  • Severe bone or muscular pain or weakness
  • Stress fractures

Food*Micrograms
(mcg) per
serving
International
Units (IU)
per serving
Percent DV*
Cod liver oil, 1 tablespoon34.01,360170
Trout (rainbow), farmed, cooked, 3 ounces16.264581
Salmon (sockeye), cooked, 3 ounces14.257071
Mushrooms, white, raw, sliced, exposed to UV light, ½ cup9.236646
Milk, 2% milkfat, vitamin D fortified, 1 cup2.912015
Soy, almond, and oat milks, vitamin D fortified, various brands, 1 cup2.5-3.6100-14413-18
Ready-to-eat cereal, fortified with 10% of the DV for vitamin D, 1 serving2.08010
Sardines (Atlantic), canned in oil, drained, 2 sardines1.2466
Egg, 1 large, scrambled**1.1446
Liver, beef, braised, 3 ounces1.0425
Tuna fish (light), canned in water, drained, 3 ounces1.0405
Cheese, cheddar, 1 ounce0.3122
Mushrooms, portabella, raw, diced, ½ cup0.141
Chicken breast, roasted, 3 ounces0.141
Beef, ground, 90% lean, broiled, 3 ounces01.70

Optimal serum concentrations of 25(OH)D for bone and general health have not been established because they are likely to vary by stage of life, by race and ethnicity, and with each physiological measure used [1,13,14]. In addition, although 25(OH)D levels rise in response to increased vitamin D intake, the relationship is nonlinear [1]. The amount of increase varies, for example, by baseline serum levels and duration of supplementation.
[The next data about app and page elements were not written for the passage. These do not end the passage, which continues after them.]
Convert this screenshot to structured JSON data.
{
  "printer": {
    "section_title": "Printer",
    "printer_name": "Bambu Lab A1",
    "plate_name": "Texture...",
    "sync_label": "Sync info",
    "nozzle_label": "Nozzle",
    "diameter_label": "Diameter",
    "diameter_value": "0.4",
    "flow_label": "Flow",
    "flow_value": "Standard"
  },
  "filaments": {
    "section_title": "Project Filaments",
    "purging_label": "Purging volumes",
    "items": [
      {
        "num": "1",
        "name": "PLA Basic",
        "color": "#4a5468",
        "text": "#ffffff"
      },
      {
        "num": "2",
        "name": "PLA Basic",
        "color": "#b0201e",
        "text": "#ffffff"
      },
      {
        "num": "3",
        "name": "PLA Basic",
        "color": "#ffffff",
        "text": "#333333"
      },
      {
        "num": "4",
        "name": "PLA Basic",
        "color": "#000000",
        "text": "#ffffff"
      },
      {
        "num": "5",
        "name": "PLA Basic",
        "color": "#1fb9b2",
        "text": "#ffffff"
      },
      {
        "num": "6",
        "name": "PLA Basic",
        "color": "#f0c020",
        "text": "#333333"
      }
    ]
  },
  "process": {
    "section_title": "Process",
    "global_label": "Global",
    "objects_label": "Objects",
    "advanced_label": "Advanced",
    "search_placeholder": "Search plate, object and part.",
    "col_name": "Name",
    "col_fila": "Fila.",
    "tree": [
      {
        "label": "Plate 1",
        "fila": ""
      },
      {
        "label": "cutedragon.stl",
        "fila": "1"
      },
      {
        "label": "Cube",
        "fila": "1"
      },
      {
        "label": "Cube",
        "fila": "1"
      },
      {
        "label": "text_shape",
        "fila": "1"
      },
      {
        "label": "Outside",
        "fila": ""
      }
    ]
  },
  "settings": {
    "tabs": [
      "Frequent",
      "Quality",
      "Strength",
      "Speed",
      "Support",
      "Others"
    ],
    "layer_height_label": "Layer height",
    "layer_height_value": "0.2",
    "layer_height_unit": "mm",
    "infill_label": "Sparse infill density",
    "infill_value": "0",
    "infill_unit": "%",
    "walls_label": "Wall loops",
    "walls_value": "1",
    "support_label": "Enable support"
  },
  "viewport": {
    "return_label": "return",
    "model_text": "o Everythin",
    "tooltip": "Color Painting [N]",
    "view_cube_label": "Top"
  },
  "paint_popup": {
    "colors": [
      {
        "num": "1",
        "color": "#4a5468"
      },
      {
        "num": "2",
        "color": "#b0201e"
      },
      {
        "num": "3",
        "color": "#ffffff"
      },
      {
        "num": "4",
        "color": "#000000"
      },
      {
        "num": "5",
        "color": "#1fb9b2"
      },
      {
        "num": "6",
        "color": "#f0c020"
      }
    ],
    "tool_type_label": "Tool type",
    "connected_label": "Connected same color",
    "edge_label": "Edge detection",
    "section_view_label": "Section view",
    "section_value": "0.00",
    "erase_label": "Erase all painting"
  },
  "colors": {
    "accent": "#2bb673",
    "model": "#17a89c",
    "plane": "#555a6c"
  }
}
Resource: https://ods.od.nih.gov/factsheets/VitaminD-HealthProfessional/

*Serum concentrations of 25(OH)D are reported in both nanomoles per liter (nmol/L) and nanograms per milliliter (ng/mL). One nmol/L = 0.4 ng/mL, and 1 ng/mL = 2.5 nmol/L.

  • children and teens: 600 IU
  • adults up to age 70: 600 IU
  • adults over age 70: 800 IU
  • pregnant or breastfeeding women: 600 IU


nmol/L*ng/mL*Health status
<30<12Associated with vitamin D deficiency, which can lead to rickets in infants and children and osteomalacia in adults
30 to <5012 to <20Generally considered inadequate for bone and overall health in healthy individuals
≥50≥20Generally considered adequate for bone and overall health in healthy individuals
>125>50Linked to potential adverse effects, particularly at >150 nmol/L (>60 ng/mL)